• [PROBLEM DESCRIPTION] When you copy the material, keep each line exactly as it appears.

--------------------------------------------------

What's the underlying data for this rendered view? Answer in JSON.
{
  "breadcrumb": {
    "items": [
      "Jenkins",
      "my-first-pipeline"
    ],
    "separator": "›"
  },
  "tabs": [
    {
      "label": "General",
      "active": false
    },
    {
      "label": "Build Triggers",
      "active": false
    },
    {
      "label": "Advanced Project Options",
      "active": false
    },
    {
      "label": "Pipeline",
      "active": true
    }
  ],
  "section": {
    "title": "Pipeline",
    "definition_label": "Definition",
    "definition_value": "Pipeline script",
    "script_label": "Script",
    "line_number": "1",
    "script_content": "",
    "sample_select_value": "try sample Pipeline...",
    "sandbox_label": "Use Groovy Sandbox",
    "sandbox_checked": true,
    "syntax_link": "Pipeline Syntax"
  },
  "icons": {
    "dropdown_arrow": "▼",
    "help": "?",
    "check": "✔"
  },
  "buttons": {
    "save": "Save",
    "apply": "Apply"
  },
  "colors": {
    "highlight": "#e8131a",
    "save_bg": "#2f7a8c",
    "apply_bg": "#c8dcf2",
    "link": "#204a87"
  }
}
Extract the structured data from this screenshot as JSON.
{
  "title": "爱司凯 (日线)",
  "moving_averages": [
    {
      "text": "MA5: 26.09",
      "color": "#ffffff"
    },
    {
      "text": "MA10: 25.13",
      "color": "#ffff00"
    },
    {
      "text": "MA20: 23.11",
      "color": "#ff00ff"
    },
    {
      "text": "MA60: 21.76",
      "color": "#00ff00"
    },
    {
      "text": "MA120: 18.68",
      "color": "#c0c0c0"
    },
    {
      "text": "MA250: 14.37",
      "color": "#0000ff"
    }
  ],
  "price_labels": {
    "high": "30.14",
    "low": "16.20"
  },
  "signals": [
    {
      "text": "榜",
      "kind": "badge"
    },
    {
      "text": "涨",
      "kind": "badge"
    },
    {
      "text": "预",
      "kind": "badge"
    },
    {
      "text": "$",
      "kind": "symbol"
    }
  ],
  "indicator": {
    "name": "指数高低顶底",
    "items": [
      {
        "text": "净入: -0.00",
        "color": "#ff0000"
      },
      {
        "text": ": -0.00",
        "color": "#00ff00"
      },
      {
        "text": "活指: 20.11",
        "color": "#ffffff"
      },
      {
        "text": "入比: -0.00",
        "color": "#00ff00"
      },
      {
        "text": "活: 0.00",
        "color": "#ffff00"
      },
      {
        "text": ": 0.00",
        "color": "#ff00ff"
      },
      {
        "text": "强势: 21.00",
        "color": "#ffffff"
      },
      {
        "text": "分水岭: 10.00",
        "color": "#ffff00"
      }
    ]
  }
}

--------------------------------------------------

• [SOLUTION TO THE EXERCISE]
What's the underlying data for this rendered view? Answer in JSON.
{
  "breadcrumb": {
    "items": [
      "Jenkins",
      "my-first-pipeline"
    ],
    "separator": "›"
  },
  "tabs": [
    {
      "label": "General",
      "active": false
    },
    {
      "label": "Build Triggers",
      "active": false
    },
    {
      "label": "Advanced Project Options",
      "active": false
    },
    {
      "label": "Pipeline",
      "active": true
    }
  ],
  "section": {
    "title": "Pipeline",
    "definition_label": "Definition",
    "definition_value": "Pipeline script",
    "script_label": "Script",
    "line_number": "1",
    "script_content": "",
    "sample_select_value": "try sample Pipeline...",
    "sandbox_label": "Use Groovy Sandbox",
    "sandbox_checked": true,
    "syntax_link": "Pipeline Syntax"
  },
  "icons": {
    "dropdown_arrow": "▼",
    "help": "?",
    "check": "✔"
  },
  "buttons": {
    "save": "Save",
    "apply": "Apply"
  },
  "colors": {
    "highlight": "#e8131a",
    "save_bg": "#2f7a8c",
    "apply_bg": "#c8dcf2",
    "link": "#204a87"
  }
}
Extract the structured data from this screenshot as JSON.
{
  "title": "爱司凯 (日线)",
  "moving_averages": [
    {
      "text": "MA5: 26.09",
      "color": "#ffffff"
    },
    {
      "text": "MA10: 25.13",
      "color": "#ffff00"
    },
    {
      "text": "MA20: 23.11",
      "color": "#ff00ff"
    },
    {
      "text": "MA60: 21.76",
      "color": "#00ff00"
    },
    {
      "text": "MA120: 18.68",
      "color": "#c0c0c0"
    },
    {
      "text": "MA250: 14.37",
      "color": "#0000ff"
    }
  ],
  "price_labels": {
    "high": "30.14",
    "low": "16.20"
  },
  "signals": [
    {
      "text": "榜",
      "kind": "badge"
    },
    {
      "text": "涨",
      "kind": "badge"
    },
    {
      "text": "预",
      "kind": "badge"
    },
    {
      "text": "$",
      "kind": "symbol"
    }
  ],
  "indicator": {
    "name": "指数高低顶底",
    "items": [
      {
        "text": "净入: -0.00",
        "color": "#ff0000"
      },
      {
        "text": ": -0.00",
        "color": "#00ff00"
      },
      {
        "text": "活指: 20.11",
        "color": "#ffffff"
      },
      {
        "text": "入比: -0.00",
        "color": "#00ff00"
      },
      {
        "text": "活: 0.00",
        "color": "#ffff00"
      },
      {
        "text": ": 0.00",
        "color": "#ff00ff"
      },
      {
        "text": "强势: 21.00",
        "color": "#ffffff"
      },
      {
        "text": "分水岭: 10.00",
        "color": "#ffff00"
      }
    ]
  }
}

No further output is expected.